Fortunately, only one chop short of disaster, I spotted this new-born corn snake in time, and it remained unscathed by the hoe as I cleaned up garden weeds the other day.
I had seen a much larger adult behind the shed a week earlier–probably the same one I photographed hanging deceptively rope-like among the loops of cord and wire in the same shed last summer.
I brought the young corn snake inside to show a friend, here working on some computer projects, and he held the docile snake in his hands for this photograph.
At first glance, they might appear to the snakeophobe as a copperhead. Please look twice before chopping one of these snakes in two with a shovel or bashing it in with a rock to protect your children or animals.
These are beneficial around house or garden or barn, as they eat rodents (but also some birds and other small reptiles or amphibians) and kill by constriction. If they strike and bite, they are non-poisonous, and will cause less harm than a house cat scratching you or getting stuck by a blackberry or Smilax vine.
Note on the google images page the general elongated head, typical of rat snakes, versus the broader head and thicker body of a copperhead. If you can get the snake to roll over (you’ll likely have to be holding it) you’ll see the speckled belly pattern that might give these snakes their common name (looks like variegated corn) and their species name, guttata, which means speckled.

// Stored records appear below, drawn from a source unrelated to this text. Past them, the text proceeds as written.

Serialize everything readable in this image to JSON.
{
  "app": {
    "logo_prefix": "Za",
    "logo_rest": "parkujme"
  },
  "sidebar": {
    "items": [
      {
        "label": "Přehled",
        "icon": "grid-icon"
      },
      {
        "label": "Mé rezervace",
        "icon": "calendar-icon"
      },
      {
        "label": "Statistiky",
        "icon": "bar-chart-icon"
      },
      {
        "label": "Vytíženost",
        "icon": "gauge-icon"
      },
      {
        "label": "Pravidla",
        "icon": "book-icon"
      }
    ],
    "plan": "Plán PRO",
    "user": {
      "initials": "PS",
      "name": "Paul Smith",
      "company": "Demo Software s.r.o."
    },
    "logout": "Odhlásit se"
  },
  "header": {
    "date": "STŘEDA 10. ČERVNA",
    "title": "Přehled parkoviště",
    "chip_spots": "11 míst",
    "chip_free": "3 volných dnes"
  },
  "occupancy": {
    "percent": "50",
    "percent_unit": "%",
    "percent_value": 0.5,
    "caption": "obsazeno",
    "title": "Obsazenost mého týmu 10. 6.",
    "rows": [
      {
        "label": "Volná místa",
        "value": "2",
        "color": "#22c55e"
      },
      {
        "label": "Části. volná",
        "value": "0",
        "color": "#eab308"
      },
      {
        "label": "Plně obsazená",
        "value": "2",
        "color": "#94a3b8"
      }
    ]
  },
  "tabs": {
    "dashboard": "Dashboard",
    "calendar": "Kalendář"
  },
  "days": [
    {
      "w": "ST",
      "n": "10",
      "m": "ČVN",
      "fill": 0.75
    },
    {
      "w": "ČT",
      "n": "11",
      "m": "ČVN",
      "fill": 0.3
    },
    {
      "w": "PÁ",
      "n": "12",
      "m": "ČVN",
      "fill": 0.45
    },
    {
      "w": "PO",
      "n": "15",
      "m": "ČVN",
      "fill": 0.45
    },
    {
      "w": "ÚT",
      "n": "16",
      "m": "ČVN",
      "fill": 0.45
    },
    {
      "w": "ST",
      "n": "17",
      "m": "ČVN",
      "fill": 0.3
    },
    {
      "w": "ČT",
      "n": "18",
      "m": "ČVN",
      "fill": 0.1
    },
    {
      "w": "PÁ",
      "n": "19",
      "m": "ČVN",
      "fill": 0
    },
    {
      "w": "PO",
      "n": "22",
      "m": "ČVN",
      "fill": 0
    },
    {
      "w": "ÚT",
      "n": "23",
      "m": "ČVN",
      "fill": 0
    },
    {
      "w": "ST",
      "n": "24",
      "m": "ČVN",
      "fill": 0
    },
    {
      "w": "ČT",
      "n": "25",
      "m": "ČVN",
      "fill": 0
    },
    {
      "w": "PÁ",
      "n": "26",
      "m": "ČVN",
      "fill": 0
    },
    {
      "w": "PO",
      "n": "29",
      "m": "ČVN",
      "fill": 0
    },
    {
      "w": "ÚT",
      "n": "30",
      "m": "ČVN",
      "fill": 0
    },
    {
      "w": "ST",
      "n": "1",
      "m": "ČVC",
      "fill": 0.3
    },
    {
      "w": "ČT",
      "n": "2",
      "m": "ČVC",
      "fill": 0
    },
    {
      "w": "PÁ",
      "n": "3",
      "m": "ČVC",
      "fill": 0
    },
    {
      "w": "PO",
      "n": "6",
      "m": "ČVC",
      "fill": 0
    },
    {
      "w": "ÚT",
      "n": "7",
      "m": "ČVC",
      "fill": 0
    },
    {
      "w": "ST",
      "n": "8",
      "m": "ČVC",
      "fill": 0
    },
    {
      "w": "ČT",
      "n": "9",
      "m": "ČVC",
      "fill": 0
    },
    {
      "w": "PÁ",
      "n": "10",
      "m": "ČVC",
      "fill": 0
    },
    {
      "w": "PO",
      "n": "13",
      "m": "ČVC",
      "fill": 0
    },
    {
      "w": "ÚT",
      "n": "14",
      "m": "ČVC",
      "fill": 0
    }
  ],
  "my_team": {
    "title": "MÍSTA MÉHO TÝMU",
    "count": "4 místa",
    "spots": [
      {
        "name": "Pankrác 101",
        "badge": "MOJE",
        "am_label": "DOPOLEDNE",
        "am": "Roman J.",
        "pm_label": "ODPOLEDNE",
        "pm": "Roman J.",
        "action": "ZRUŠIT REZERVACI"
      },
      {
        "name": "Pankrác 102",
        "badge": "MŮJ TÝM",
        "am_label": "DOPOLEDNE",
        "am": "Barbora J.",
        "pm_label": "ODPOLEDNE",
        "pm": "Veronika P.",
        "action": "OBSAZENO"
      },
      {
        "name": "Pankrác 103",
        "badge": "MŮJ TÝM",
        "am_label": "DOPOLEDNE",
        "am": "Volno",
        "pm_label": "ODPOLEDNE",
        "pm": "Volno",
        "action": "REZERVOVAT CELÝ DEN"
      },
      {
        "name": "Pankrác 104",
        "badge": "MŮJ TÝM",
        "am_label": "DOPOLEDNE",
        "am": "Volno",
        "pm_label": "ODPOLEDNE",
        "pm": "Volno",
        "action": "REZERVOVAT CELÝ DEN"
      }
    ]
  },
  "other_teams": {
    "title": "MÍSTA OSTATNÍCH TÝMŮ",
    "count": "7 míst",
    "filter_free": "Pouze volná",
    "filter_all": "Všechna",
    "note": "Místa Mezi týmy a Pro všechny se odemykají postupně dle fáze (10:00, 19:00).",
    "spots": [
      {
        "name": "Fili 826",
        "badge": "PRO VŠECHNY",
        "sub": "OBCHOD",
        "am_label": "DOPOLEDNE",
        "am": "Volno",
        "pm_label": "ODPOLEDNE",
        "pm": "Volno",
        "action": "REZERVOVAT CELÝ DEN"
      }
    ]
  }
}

- A Simple Guide to Looking After a Corn Snake (therealowner.com)